  • Press the shortcut ⇧ ShiftS and select Cursor to Center
  • Press Screw.

Fig. 18 - Profile With Starting Vector Angle
Fig. 19 - Generated Mesh with the Profile

As you can see in Fig. 19, Blender follows the basic angular vector of the profile, and the profile basic angle determines whether the extruded subsequent configured turns will open or close the resulting mesh following this angle. The vector of the extrusion angle is determined by the starting and ending Vertex of the profile.

Screw Tool - Evolution since 2.5x

During the recode of Blender, from 2.4x to 2.5x series, the screw tool received lots of improvements. In Blender 2.4x series, the screw tool uses only one cursor position for its axis reference at a time, meaning you cannot tweak your object center changing the reference position without restarting the operation from its beginning. In 2.4x series, you also cannot change the starting angular vector, the only one available was the vector that gives the clockwise and counterclockwise direction, and the angular vector of the tool during the screw operation couldn't be adjusted.

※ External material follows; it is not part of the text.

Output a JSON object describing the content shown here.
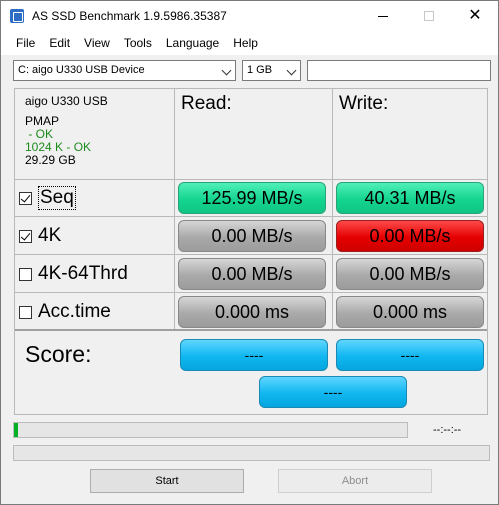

In 2.5x and above, you can not only change the reference position after it's chosen with the mouse cursor, using the interactive panel in the Mesh Tools in the Edit Mode (Shortcut T) to change the center during the interactive session, but you can also change the angular vector of the generated object by adjusts during the interactive session.

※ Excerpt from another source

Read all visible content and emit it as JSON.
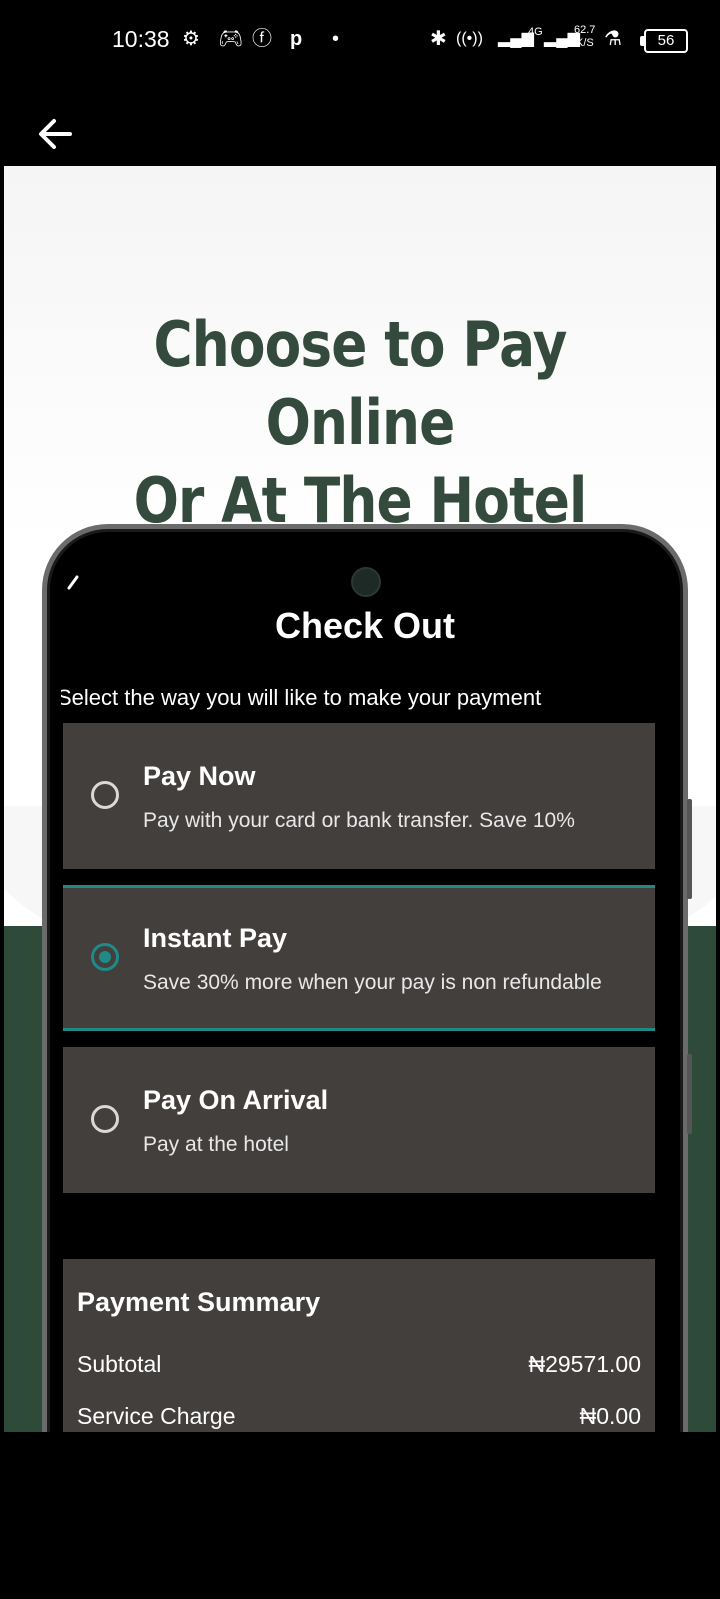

Another difference is that the clockwise and counterclockwise rotation of the Screw Tool now is determined by the axis vector tweak, meaning that you can change the direction of the screw rotation adjusting the corresponding X, Y and Z vector axis in positive and negative directions, it will depend on the orientation you have placed your object for creation and its center coordinates for spin and extrusion, we will explain the most common case in the examples of this page.

Blender will also determine automatically, depending on your view, the proper direction for the extrusion axis, meaning that you can change, at any time, the screw extrusion direction changing the global view alignment.

The rotation axis, still passing through the 3D cursor, is now free, but it's still preferable to align it with the y-axis of the view (i.e. up-down on the screen). So, the best way to start using this tool is to align your view with the front orthographic view using Numpad1 to create the Global height of the extrusions aligned with the Local Axis of your object. Blender will determine automatically your extrusion axis when you align your Vector with one of the Blender Global Axis, giving the proper axis vector a value of 1.